### TASK BRIEF
Check every line of the material below for the string "JSON", and return the ones that have it.

### DATA SECTION
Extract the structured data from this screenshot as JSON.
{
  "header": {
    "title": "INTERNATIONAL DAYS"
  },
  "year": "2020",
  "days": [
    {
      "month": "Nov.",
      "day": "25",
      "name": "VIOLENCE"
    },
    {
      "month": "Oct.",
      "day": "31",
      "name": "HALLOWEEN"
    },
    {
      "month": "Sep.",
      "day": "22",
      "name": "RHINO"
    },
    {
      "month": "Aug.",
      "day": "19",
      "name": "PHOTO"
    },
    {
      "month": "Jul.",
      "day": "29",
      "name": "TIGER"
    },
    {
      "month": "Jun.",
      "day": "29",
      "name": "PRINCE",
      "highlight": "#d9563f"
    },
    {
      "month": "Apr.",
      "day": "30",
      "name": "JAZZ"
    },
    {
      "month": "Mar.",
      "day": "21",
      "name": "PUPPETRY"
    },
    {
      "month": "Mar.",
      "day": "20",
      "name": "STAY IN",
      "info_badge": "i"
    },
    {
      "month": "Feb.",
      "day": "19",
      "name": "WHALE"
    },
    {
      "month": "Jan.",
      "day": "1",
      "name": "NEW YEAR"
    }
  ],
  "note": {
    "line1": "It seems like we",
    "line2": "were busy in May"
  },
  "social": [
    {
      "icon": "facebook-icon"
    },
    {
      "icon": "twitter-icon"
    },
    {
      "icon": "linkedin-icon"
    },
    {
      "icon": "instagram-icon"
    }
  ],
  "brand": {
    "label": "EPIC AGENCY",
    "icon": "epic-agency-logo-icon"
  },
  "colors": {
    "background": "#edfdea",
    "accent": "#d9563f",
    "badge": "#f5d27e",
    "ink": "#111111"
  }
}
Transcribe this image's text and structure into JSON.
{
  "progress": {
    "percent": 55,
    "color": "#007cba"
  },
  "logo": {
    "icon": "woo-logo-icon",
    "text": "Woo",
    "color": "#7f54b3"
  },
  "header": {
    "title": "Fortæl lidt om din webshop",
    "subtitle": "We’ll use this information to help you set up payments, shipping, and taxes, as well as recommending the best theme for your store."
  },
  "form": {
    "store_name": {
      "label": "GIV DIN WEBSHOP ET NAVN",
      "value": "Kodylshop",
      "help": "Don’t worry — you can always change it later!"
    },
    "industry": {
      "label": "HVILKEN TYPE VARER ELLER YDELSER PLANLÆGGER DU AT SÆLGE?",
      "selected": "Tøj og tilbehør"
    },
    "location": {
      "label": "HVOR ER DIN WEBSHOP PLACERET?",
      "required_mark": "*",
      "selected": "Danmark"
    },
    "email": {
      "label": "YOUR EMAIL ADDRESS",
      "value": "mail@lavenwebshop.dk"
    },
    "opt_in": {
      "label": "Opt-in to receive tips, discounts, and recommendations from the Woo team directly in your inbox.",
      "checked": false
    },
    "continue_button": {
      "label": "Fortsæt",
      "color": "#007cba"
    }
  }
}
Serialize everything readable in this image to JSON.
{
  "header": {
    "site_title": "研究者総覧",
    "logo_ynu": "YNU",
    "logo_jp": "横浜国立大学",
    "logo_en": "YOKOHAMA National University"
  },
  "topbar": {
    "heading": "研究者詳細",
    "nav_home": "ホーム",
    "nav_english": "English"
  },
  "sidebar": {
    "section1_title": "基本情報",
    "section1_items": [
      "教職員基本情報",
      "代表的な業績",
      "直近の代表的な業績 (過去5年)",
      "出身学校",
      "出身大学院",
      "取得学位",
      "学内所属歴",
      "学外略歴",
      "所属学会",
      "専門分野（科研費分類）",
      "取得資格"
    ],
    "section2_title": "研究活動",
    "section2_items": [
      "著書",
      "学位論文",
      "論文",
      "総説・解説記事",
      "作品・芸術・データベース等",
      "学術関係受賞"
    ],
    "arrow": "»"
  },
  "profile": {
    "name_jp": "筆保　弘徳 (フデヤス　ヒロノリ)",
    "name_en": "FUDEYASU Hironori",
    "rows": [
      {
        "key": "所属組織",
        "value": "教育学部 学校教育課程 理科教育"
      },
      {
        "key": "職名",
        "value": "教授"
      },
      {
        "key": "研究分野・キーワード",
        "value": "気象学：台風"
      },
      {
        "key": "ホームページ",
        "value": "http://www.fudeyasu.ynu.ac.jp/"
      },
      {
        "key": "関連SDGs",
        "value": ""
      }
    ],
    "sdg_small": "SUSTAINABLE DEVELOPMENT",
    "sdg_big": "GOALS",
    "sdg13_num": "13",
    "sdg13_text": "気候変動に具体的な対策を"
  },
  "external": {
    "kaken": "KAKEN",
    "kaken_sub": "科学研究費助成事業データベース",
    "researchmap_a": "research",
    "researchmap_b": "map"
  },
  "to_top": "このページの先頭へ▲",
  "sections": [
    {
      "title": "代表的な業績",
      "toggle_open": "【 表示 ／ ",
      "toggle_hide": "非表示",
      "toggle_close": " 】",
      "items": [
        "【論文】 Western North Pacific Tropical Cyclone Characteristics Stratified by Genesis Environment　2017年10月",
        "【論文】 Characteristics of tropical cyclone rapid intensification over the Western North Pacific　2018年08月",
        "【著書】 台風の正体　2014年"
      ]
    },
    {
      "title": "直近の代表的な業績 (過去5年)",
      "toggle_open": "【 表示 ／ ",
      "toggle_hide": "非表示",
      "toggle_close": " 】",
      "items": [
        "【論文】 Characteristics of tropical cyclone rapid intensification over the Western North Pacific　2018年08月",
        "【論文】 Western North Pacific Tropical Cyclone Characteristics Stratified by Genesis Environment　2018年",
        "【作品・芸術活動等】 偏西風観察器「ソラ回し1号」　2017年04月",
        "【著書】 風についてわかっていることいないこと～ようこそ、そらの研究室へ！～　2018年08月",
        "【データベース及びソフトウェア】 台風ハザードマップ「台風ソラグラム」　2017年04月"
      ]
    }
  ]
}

### RESPONSE TO THE TASK
Extract the structured data from this screenshot as JSON.
Transcribe this image's text and structure into JSON.
Serialize everything readable in this image to JSON.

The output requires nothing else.